__EXERCISE__: Go through the data below. Pull out every line that has the word "Made".

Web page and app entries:
----------------

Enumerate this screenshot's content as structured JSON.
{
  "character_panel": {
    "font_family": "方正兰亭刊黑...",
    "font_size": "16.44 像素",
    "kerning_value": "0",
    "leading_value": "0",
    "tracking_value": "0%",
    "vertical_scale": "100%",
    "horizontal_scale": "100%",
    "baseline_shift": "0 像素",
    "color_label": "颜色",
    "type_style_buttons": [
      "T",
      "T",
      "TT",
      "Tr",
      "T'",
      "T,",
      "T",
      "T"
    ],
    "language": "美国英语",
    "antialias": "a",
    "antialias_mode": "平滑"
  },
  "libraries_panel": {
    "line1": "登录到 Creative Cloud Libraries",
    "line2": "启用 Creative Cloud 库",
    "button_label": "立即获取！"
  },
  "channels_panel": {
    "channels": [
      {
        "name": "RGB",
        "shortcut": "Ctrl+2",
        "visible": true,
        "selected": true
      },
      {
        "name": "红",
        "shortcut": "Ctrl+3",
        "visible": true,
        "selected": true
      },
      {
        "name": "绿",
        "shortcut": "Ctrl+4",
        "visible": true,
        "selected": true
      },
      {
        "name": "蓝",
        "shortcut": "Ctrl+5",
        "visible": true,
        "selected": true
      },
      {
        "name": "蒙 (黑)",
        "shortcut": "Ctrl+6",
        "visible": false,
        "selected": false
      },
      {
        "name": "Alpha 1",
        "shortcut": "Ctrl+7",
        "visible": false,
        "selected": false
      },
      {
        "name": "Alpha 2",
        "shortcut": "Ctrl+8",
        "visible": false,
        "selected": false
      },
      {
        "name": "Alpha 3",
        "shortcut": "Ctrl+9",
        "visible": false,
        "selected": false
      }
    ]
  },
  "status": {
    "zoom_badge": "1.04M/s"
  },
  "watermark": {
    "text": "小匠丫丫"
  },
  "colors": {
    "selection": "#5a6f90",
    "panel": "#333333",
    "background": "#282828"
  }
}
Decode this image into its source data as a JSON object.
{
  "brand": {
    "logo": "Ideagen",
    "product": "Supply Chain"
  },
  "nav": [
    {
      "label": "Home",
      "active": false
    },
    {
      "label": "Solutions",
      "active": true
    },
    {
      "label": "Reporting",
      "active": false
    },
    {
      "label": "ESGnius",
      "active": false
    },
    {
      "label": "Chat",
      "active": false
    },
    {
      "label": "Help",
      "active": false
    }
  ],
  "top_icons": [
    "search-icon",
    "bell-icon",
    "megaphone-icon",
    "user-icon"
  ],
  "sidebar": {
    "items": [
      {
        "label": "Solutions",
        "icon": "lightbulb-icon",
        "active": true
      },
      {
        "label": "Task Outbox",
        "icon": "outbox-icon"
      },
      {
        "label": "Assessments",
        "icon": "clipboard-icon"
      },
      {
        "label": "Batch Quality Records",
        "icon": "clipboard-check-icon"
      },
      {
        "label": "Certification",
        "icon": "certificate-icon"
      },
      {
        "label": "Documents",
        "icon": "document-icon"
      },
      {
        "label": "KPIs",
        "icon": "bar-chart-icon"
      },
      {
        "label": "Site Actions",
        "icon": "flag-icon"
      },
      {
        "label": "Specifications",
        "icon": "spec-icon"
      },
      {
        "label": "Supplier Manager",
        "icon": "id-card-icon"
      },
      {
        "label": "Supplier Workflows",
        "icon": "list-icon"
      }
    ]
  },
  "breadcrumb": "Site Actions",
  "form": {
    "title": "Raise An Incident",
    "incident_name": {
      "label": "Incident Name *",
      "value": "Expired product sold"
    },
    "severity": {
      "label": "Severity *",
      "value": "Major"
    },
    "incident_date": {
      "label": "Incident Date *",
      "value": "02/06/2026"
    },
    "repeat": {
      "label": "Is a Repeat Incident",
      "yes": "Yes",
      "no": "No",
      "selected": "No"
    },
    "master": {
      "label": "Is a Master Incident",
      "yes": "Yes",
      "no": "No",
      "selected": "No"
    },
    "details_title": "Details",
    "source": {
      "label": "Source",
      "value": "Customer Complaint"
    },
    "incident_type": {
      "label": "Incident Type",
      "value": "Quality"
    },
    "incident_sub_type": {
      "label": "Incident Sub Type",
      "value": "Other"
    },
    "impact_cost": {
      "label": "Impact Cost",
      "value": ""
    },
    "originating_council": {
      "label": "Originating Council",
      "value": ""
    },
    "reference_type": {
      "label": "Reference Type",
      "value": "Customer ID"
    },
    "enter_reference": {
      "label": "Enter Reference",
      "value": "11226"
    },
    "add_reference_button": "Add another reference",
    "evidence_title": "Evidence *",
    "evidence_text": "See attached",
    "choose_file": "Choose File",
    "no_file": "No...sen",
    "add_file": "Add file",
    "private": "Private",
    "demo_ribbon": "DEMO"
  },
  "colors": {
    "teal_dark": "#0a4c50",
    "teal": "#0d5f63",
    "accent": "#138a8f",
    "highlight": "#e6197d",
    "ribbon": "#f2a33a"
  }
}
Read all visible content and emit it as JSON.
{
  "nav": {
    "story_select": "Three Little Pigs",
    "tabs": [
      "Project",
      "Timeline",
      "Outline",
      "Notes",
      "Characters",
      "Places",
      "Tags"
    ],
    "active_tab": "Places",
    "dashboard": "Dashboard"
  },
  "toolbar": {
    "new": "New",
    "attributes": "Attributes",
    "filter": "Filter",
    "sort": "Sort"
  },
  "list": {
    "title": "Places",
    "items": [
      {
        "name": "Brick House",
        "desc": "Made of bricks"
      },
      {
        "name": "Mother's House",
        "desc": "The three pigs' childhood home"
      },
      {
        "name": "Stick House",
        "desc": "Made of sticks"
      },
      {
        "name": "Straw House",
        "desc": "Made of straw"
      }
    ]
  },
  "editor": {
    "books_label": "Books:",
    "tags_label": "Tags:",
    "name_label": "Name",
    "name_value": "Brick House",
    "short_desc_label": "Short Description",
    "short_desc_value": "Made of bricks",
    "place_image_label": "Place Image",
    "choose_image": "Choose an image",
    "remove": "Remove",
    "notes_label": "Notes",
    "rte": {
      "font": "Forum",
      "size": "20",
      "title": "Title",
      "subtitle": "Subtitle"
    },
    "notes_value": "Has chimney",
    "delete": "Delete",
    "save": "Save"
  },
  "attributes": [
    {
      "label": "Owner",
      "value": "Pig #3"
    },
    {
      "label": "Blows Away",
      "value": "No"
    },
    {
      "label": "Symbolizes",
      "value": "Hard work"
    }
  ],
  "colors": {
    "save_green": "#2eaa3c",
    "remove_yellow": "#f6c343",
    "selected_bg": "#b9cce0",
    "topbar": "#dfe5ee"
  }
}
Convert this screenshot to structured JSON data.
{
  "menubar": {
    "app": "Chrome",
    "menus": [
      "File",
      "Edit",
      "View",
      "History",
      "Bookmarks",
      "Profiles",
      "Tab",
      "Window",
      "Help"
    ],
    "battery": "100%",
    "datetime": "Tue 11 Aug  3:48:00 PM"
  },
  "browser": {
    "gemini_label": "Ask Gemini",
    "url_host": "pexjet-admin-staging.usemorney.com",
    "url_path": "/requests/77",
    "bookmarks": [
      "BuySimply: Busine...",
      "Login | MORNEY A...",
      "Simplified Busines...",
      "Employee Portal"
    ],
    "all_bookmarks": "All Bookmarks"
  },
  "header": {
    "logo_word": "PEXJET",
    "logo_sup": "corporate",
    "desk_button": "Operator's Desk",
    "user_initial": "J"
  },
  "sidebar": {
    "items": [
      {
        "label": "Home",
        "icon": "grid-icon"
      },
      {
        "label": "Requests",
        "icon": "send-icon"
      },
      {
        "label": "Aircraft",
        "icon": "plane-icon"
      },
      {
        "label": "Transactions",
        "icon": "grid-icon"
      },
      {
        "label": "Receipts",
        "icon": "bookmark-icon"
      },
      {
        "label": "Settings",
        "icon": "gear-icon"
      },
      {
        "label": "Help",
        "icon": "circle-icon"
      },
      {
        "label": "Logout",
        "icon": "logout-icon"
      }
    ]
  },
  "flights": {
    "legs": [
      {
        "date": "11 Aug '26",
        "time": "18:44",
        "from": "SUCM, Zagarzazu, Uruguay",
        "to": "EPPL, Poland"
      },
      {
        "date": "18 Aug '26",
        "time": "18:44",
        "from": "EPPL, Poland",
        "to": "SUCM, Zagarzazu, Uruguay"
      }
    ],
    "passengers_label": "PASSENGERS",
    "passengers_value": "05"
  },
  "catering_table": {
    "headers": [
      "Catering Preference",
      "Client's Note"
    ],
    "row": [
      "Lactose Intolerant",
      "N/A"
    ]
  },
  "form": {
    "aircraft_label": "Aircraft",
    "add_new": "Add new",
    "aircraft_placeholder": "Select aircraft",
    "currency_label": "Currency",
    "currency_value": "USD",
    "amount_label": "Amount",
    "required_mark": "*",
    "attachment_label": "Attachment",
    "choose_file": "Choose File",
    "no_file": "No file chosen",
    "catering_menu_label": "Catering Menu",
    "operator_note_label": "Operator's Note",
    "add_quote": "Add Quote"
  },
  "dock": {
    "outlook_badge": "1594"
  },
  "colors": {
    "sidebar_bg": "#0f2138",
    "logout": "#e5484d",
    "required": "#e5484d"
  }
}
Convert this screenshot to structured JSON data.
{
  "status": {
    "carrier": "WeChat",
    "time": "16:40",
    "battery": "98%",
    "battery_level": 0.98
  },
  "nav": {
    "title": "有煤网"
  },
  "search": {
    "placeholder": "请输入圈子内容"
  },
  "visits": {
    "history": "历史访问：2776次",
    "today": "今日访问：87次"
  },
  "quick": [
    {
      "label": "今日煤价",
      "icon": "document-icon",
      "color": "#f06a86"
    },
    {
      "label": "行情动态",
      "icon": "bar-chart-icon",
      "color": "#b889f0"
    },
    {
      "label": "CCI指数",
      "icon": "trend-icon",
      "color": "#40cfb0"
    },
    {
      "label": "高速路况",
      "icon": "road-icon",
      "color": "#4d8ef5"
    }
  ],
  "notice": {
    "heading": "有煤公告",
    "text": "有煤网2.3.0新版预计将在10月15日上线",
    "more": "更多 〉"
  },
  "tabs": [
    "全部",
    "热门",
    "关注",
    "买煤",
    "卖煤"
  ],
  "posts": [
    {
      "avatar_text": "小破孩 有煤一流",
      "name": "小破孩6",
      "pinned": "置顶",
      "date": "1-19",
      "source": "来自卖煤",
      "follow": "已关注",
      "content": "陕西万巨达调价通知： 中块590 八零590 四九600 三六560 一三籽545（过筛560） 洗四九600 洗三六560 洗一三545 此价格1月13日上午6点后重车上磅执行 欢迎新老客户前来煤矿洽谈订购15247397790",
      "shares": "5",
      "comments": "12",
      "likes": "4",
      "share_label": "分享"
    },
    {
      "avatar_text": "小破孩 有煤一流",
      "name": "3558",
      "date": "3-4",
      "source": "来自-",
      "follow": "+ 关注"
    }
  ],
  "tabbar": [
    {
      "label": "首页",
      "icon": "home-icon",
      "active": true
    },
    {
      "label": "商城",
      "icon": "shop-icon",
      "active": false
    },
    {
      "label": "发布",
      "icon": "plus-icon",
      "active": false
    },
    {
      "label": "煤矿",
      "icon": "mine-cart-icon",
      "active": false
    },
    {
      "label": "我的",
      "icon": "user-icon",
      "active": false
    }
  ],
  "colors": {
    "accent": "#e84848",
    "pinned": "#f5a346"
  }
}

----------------

__EXPECTED ANSWER__:
        "desc": "Made of bricks"
        "desc": "Made of sticks"
        "desc": "Made of straw"
    "short_desc_value": "Made of bricks",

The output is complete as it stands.